Again, making your personas as personal as possible with images and names will help others in your organization relate to these people.

These are some of the questions about buyer personas I hear most frequently. What other questions do you have? Let me know in the comments below!

Other posts in this series:

Author: Barbra Gago

Barbra Gago is the Director of Demand Gen Strategy at LeftBrain DGA. She's expert at developing buyer 2.0 personas, mapping content that engages buyers throughout their buying process, developing social media strategies that drive revenue, and using marketing automation for compelling lead nurturing and effective lead scoring. You can follow her on Twitter @BarbraGago.

Other posts by Barbra Gago

  • Russ Henneberry

    Fantastic Article Barbra. I love that you developed a template to share with us. Thanks very much for writing this!

    • Anonymous

      Your welcome Russ! Thanks!!

  • Rachel Agheyisi

    Good tips! Thanks, Barbra for sharing. It’s always helpful to have a reasonably clear impression of the target audience for any information. I find it to be a practical way to improve content relevance.

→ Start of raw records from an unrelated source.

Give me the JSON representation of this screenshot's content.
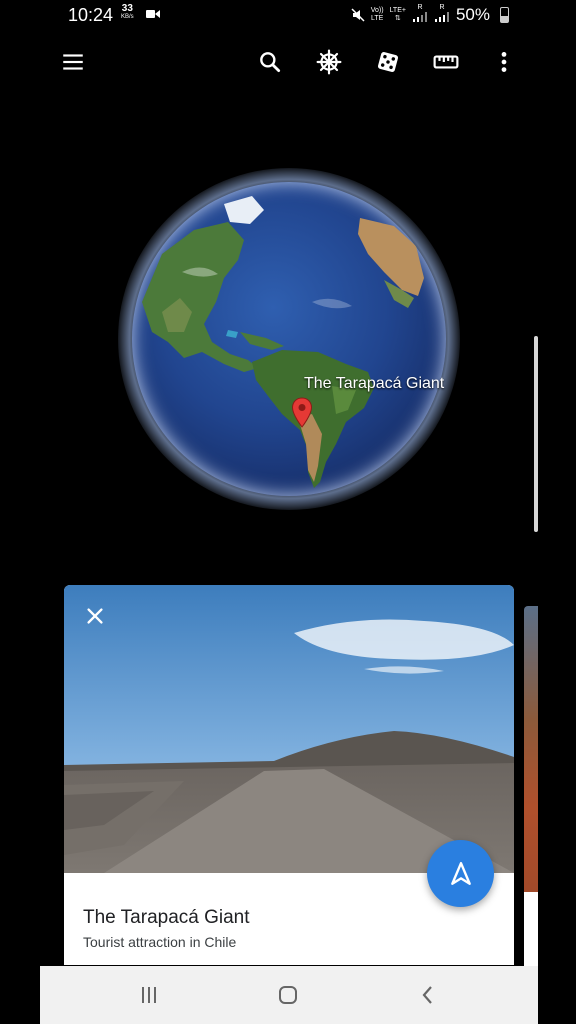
{
  "status_bar": {
    "time": "10:24",
    "data_speed_value": "33",
    "data_speed_unit": "KB/s",
    "network_volte": "Vo))",
    "network_lte": "LTE",
    "network_lte_plus": "LTE+",
    "roaming_1": "R",
    "roaming_2": "R",
    "battery_text": "50%",
    "battery_level": 0.5
  },
  "toolbar": {
    "icons": [
      "menu-icon",
      "search-icon",
      "voyager-wheel-icon",
      "dice-icon",
      "ruler-icon",
      "more-vert-icon"
    ]
  },
  "globe": {
    "place_label": "The Tarapacá Giant",
    "pin_color": "#e53935"
  },
  "card": {
    "title": "The Tarapacá Giant",
    "subtitle": "Tourist attraction in Chile",
    "fab_color": "#2a7fe0"
  },
  "nav_bar": {
    "icons": [
      "recents-icon",
      "home-icon",
      "back-icon"
    ]
  }
}
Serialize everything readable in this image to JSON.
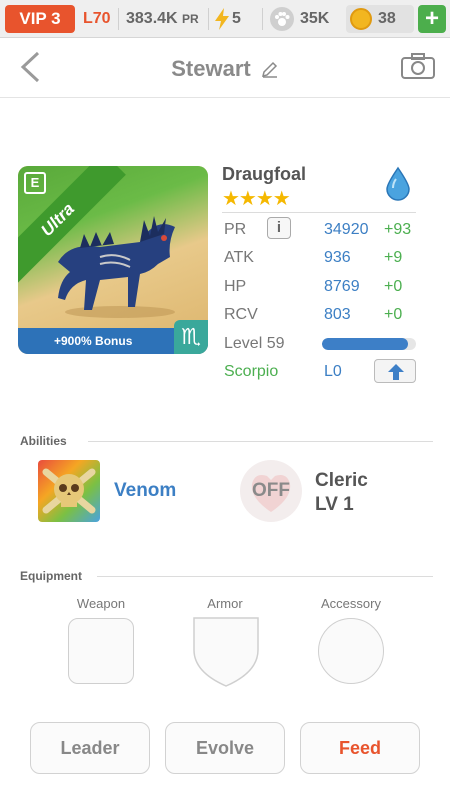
{
  "topbar": {
    "vip": "VIP 3",
    "level": "L70",
    "pr_value": "383.4K",
    "pr_unit": "PR",
    "energy": "5",
    "food": "35K",
    "gold": "38",
    "add": "+"
  },
  "header": {
    "name": "Stewart"
  },
  "monster": {
    "name": "Draugfoal",
    "stars": "★★★★",
    "rarity": "Ultra",
    "bonus": "+900% Bonus",
    "card_badge": "E",
    "zodiac_glyph": "♏",
    "element": "water",
    "stats": [
      {
        "label": "PR",
        "value": "34920",
        "plus": "+93"
      },
      {
        "label": "ATK",
        "value": "936",
        "plus": "+9"
      },
      {
        "label": "HP",
        "value": "8769",
        "plus": "+0"
      },
      {
        "label": "RCV",
        "value": "803",
        "plus": "+0"
      }
    ],
    "info": "i",
    "level": "Level 59",
    "level_progress": 0.92,
    "sign": "Scorpio",
    "sign_level": "L0"
  },
  "abilities": {
    "section_label": "Abilities",
    "items": [
      {
        "name": "Venom"
      },
      {
        "name": "Cleric",
        "level": "LV 1",
        "state": "OFF"
      }
    ]
  },
  "equipment": {
    "section_label": "Equipment",
    "slots": [
      "Weapon",
      "Armor",
      "Accessory"
    ]
  },
  "actions": {
    "leader": "Leader",
    "evolve": "Evolve",
    "feed": "Feed"
  },
  "colors": {
    "accent": "#e8542d",
    "blue": "#3c7fc4",
    "green": "#4caf50",
    "star": "#f5b800"
  }
}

  • Adele Revella

    Thanks for sharing great information about the importance of buyer personas Barbara. One of the concepts I’m trying to add to this conversation is the need for insight into how a buyer judges and relates to the product we are marketing to them. I call this the Product Persona Connection and wrote about it on a recent blog post at There is also a freely available template for that part of the persona at

  • Steve Johnson

    You failed to mention the reason for personas. They remind our developers, sales people, marketers, and executives that WE are not users or buyers. Our buyers and users look like THIS and not like THAT.

    One of my favorite examples is Sarah, the college freshman. Planning to graduate in 2014, she was born in 1992. Yes, 1992. For Sarah and her peers, Benny Hill, Sam Kinison, Sam Walton, Bert Parks and Tony Perkins have always been dead. Few in her class know how to write in cursive. If you are developing products for or marketing products to this group, their college experience is probably very different from yours. Learn more about college kids at

    So personas are used to provide context to anyone within your company who is developing for customers. A persona is a biography of the ideal, archetypical client.

  • guest

    Can one persona transcend or be applicable to multiple products offered by the same company

  • Really?

    Sounds like copy right infrigment on Miller Heiman Blue Sheet.

    • TamahomeJenkins

      I don’t think that word means what you think it means.

  • Kristen King

    Great Article Barbra!

  • Terri Pierce

    Very helpful article. Thank you!

  • susand333

    Interesting record keeping and easy to understand. Thanks!

  • Valerie Sing

    You don’t mention psychographic research here, so I’m wondering how does one fill in the blanks? It’s all very well giving a persona a name, a title, a face, etc, but surely it’s pointless if you’re not basing the rest on some kind of factual information about your users? A lot of people talk about persona development, but tend to mean fictional characters that portray an ideal customer. I’m inclined to say that we look at real users and buyers, their wants and needs, and the role they play in the buying process.